What do organizations that focus on a medical condition do?

Some organizations build a community of patients and families impacted by a medical condition, like epilepsy, or related conditions, like heart problems, that may also be a symptom in other diseases. These organizations usually have information and services focused more on the medical condition(s), but may also have information about associated diseases.

What do umbrella organizations do?

Rare disease umbrella organizations focus on improving the lives of all those impacted by rare diseases through education and advocacy efforts. Umbrella organizations provide a range of services for patients, families, and disease-specific organizations.

Patient Organizations

4 Organizations

Organization Name

Organization Type

Service

Country

Language

EveryLife Foundation for Rare Diseases
https://everylifefoundation.org/
Umbrella

Posterior Urethral Valves

Service

Information

Country

United States

Language

English

Spanish

Umbrella

Posterior Urethral Valves

Service

Information

Country

United States

Language

English

Umbrella

Posterior Urethral Valves

Service

Information

Country

United States

Language

English

National Organization for Rare Disorders
https://rarediseases.org/
Umbrella

Posterior Urethral Valves

Service

Information

Research

Country

United States

Language

English

Spanish

4 Organizations

Research

Why is Research Important for Rare Diseases?

Research increases what we know about rare diseases so that people can get a diagnosis more quickly and can know what to expect. Research also helps doctors better understand how well a treatment works and can lead to new treatment discoveries. It may even help improve diagnosis and treatment of more common diseases.

How do you find the right clinical study?

  • Discuss the clinical study with a trusted medical provider before enrolling
  • Review the "Study Description," which discusses the purpose of the study, and "Eligibility Criteria," which lists who can and cannot participate in the study
  • Work with the research coordinator to review the written informed consent, including the risks and benefits of the study
  • Inquire about the specific treatments and procedures, location of the study, number of visits, and time obligation
  • Determine whether health insurance is required and whether there are costs to the participant for the medical care, travel, and lodging
  • Ask questions. Remember, it is okay to decide not to participate in research

For More Information

How do you find the right clinical study?

  • Discuss the clinical study with a trusted medical provider before enrolling
  • Review the "Study Description," which discusses the purpose of the study, and "Eligibility Criteria," which lists who can and cannot participate in the study
  • Work with the research coordinator to review the written informed consent, including the risks and benefits of the study
  • Inquire about the specific treatments and procedures, location of the study, number of visits, and time obligation
  • Determine whether health insurance is required and whether there are costs to the participant for the medical care, travel, and lodging
  • Ask questions. Remember, it is okay to decide not to participate in research

For More Information

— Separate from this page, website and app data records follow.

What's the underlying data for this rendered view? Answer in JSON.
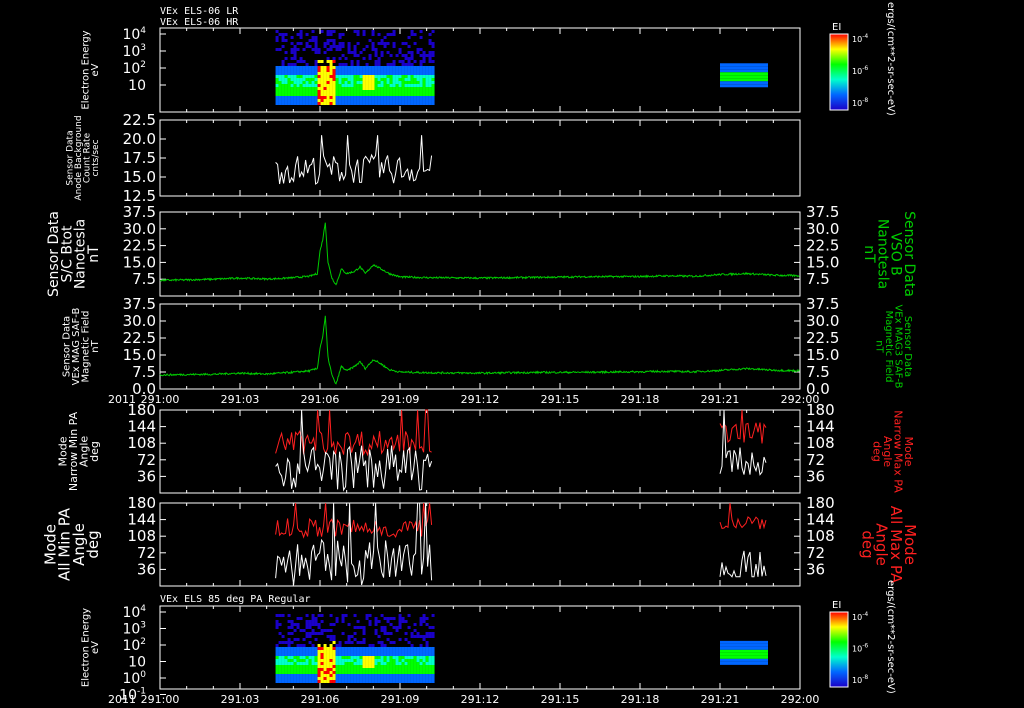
{
  "chart_data": [
    {
      "type": "heatmap",
      "titles": [
        "VEx ELS-06 LR",
        "VEx ELS-06 HR"
      ],
      "ylabel": [
        "Electron Energy",
        "eV"
      ],
      "y_scale": "log",
      "y_ticks": [
        "10",
        "10",
        "10",
        "10"
      ],
      "y_tick_exponents": [
        "",
        "2",
        "3",
        "4"
      ],
      "colorbar": {
        "title": "EI",
        "unit": "ergs/(cm**2-sr-sec-eV)",
        "ticks": [
          "10",
          "10",
          "10"
        ],
        "tick_exponents": [
          "-4",
          "-6",
          "-8"
        ]
      },
      "data_segments": [
        {
          "x_start": "291:04:20",
          "x_end": "291:10:15"
        },
        {
          "x_start": "291:21:00",
          "x_end": "291:22:45"
        }
      ],
      "colormap": [
        "#1a00c8",
        "#0066ff",
        "#00ffcc",
        "#00ff00",
        "#ffff00",
        "#ff0000"
      ]
    },
    {
      "type": "line",
      "ylabel": [
        "Sensor Data",
        "Anode Background",
        "Count Rate",
        "cnts/sec"
      ],
      "ylim": [
        12.5,
        22.5
      ],
      "y_ticks": [
        "12.5",
        "15.0",
        "17.5",
        "20.0",
        "22.5"
      ],
      "series": [
        {
          "color": "#ffffff",
          "x_start": "291:04:20",
          "x_end": "291:10:15",
          "y_min": 13.5,
          "y_max": 20.5,
          "y_mean": 16.0
        }
      ]
    },
    {
      "type": "line",
      "ylabel": [
        "Sensor Data",
        "S/C Btot",
        "Nanotesla",
        "nT"
      ],
      "ylabel_right": [
        "Sensor Data",
        "VSO B",
        "Nanotesla",
        "nT"
      ],
      "ylim": [
        0,
        37.5
      ],
      "y_ticks": [
        "7.5",
        "15.0",
        "22.5",
        "30.0",
        "37.5"
      ],
      "series": [
        {
          "color": "#00cc00",
          "y": [
            [
              0,
              7.0
            ],
            [
              1,
              7.2
            ],
            [
              2,
              7.5
            ],
            [
              3,
              8.0
            ],
            [
              4,
              7.6
            ],
            [
              4.5,
              7.8
            ],
            [
              5.0,
              8.2
            ],
            [
              5.6,
              8.8
            ],
            [
              5.9,
              10
            ],
            [
              6.0,
              20
            ],
            [
              6.1,
              25
            ],
            [
              6.2,
              33
            ],
            [
              6.3,
              15
            ],
            [
              6.45,
              8
            ],
            [
              6.6,
              5
            ],
            [
              6.8,
              12
            ],
            [
              7.0,
              10
            ],
            [
              7.3,
              11
            ],
            [
              7.5,
              13
            ],
            [
              7.7,
              10
            ],
            [
              8.0,
              14
            ],
            [
              8.3,
              12
            ],
            [
              8.6,
              10
            ],
            [
              9.0,
              8.5
            ],
            [
              10,
              8.2
            ],
            [
              12,
              8.0
            ],
            [
              14,
              8.3
            ],
            [
              16,
              8.6
            ],
            [
              18,
              8.7
            ],
            [
              19,
              9.0
            ],
            [
              20,
              8.8
            ],
            [
              21,
              9.6
            ],
            [
              22,
              10.0
            ],
            [
              23,
              9.3
            ],
            [
              24,
              9.0
            ]
          ]
        }
      ]
    },
    {
      "type": "line",
      "ylabel": [
        "Sensor Data",
        "VEx MAG SAF-B",
        "Magnetic Field",
        "nT"
      ],
      "ylabel_right": [
        "Sensor Data",
        "VEx MAG3 SAF-B",
        "Magnetic Field",
        "nT"
      ],
      "ylim": [
        0,
        37.5
      ],
      "y_ticks": [
        "0.0",
        "7.5",
        "15.0",
        "22.5",
        "30.0",
        "37.5"
      ],
      "series": [
        {
          "color": "#00cc00",
          "y": [
            [
              0,
              6.2
            ],
            [
              1,
              6.4
            ],
            [
              2,
              6.5
            ],
            [
              3,
              7.0
            ],
            [
              4,
              6.6
            ],
            [
              4.5,
              7.0
            ],
            [
              5.0,
              7.4
            ],
            [
              5.6,
              8.0
            ],
            [
              5.9,
              9
            ],
            [
              6.0,
              18
            ],
            [
              6.1,
              23
            ],
            [
              6.2,
              32
            ],
            [
              6.3,
              14
            ],
            [
              6.45,
              6
            ],
            [
              6.6,
              2
            ],
            [
              6.8,
              10
            ],
            [
              7.0,
              8
            ],
            [
              7.3,
              10
            ],
            [
              7.5,
              12
            ],
            [
              7.7,
              9
            ],
            [
              8.0,
              13
            ],
            [
              8.3,
              11
            ],
            [
              8.6,
              8.5
            ],
            [
              9.0,
              7.5
            ],
            [
              10,
              7.2
            ],
            [
              12,
              7.0
            ],
            [
              14,
              7.3
            ],
            [
              16,
              7.4
            ],
            [
              18,
              7.6
            ],
            [
              19,
              7.8
            ],
            [
              20,
              7.6
            ],
            [
              21,
              8.2
            ],
            [
              22,
              9.0
            ],
            [
              23,
              8.3
            ],
            [
              24,
              8.0
            ]
          ]
        }
      ]
    },
    {
      "type": "line",
      "ylabel": [
        "Mode",
        "Narrow Min PA",
        "Angle",
        "deg"
      ],
      "ylabel_right": [
        "Mode",
        "Narrow Max PA",
        "Angle",
        "deg"
      ],
      "ylim": [
        0,
        180
      ],
      "y_ticks": [
        "36",
        "72",
        "108",
        "144",
        "180"
      ],
      "series": [
        {
          "color": "#ff2020",
          "segments": [
            {
              "x_start": "291:04:20",
              "x_end": "291:10:15",
              "y_min": 80,
              "y_max": 180,
              "y_mean": 110
            },
            {
              "x_start": "291:21:00",
              "x_end": "291:22:45",
              "y_min": 95,
              "y_max": 180,
              "y_mean": 130
            }
          ]
        },
        {
          "color": "#ffffff",
          "segments": [
            {
              "x_start": "291:04:20",
              "x_end": "291:10:15",
              "y_min": 0,
              "y_max": 180,
              "y_mean": 55
            },
            {
              "x_start": "291:21:00",
              "x_end": "291:22:45",
              "y_min": 40,
              "y_max": 180,
              "y_mean": 60
            }
          ]
        }
      ]
    },
    {
      "type": "line",
      "ylabel": [
        "Mode",
        "All Min PA",
        "Angle",
        "deg"
      ],
      "ylabel_right": [
        "Mode",
        "All Max PA",
        "Angle",
        "deg"
      ],
      "ylim": [
        0,
        180
      ],
      "y_ticks": [
        "36",
        "72",
        "108",
        "144",
        "180"
      ],
      "series": [
        {
          "color": "#ff2020",
          "segments": [
            {
              "x_start": "291:04:20",
              "x_end": "291:10:15",
              "y_min": 100,
              "y_max": 180,
              "y_mean": 125
            },
            {
              "x_start": "291:21:00",
              "x_end": "291:22:45",
              "y_min": 120,
              "y_max": 180,
              "y_mean": 140
            }
          ]
        },
        {
          "color": "#ffffff",
          "segments": [
            {
              "x_start": "291:04:20",
              "x_end": "291:10:15",
              "y_min": 0,
              "y_max": 180,
              "y_mean": 50
            },
            {
              "x_start": "291:21:00",
              "x_end": "291:22:45",
              "y_min": 20,
              "y_max": 180,
              "y_mean": 35
            }
          ]
        }
      ]
    },
    {
      "type": "heatmap",
      "titles": [
        "VEx ELS 85 deg PA Regular"
      ],
      "ylabel": [
        "Electron Energy",
        "eV"
      ],
      "y_scale": "log",
      "y_ticks": [
        "10",
        "10",
        "10",
        "10",
        "10",
        "10"
      ],
      "y_tick_exponents": [
        "-1",
        "0",
        "",
        "2",
        "3",
        "4"
      ],
      "colorbar": {
        "title": "EI",
        "unit": "ergs/(cm**2-sr-sec-eV)",
        "ticks": [
          "10",
          "10",
          "10"
        ],
        "tick_exponents": [
          "-4",
          "-6",
          "-8"
        ]
      },
      "data_segments": [
        {
          "x_start": "291:04:20",
          "x_end": "291:10:15"
        },
        {
          "x_start": "291:21:00",
          "x_end": "291:22:45"
        }
      ],
      "colormap": [
        "#1a00c8",
        "#0066ff",
        "#00ffcc",
        "#00ff00",
        "#ffff00",
        "#ff0000"
      ]
    }
  ],
  "x_axis": {
    "year_label": "2011",
    "tick_labels": [
      "291:00",
      "291:03",
      "291:06",
      "291:09",
      "291:12",
      "291:15",
      "291:18",
      "291:21",
      "292:00"
    ],
    "range": [
      "291:00:00",
      "292:00:00"
    ]
  }
}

ClinicalTrials.gov provides current information on clinical research studies in the United States and abroad. Talk to a trusted doctor before choosing to participate in any clinical study. Check this site often for new trials that become available.
Please contact GARD if you need help. Our Information Specialists can help you find a clinical trial and answer questions about rare diseases. GARD cannot enroll individuals in clinical trials.
ClinicalTrials.gov provides current information on clinical research studies in the United States and abroad. Talk to a trusted doctor before choosing to participate in any clinical study. Check this site often for new trials that become available.
Please contact GARD if you need help. Our Information Specialists can help you find a clinical trial and answer questions about rare diseases. GARD cannot enroll individuals in clinical trials.

Take steps toward getting a diagnosis by working with your doctor, finding the right specialists, and coordinating medical care.

Last Updated: February 2023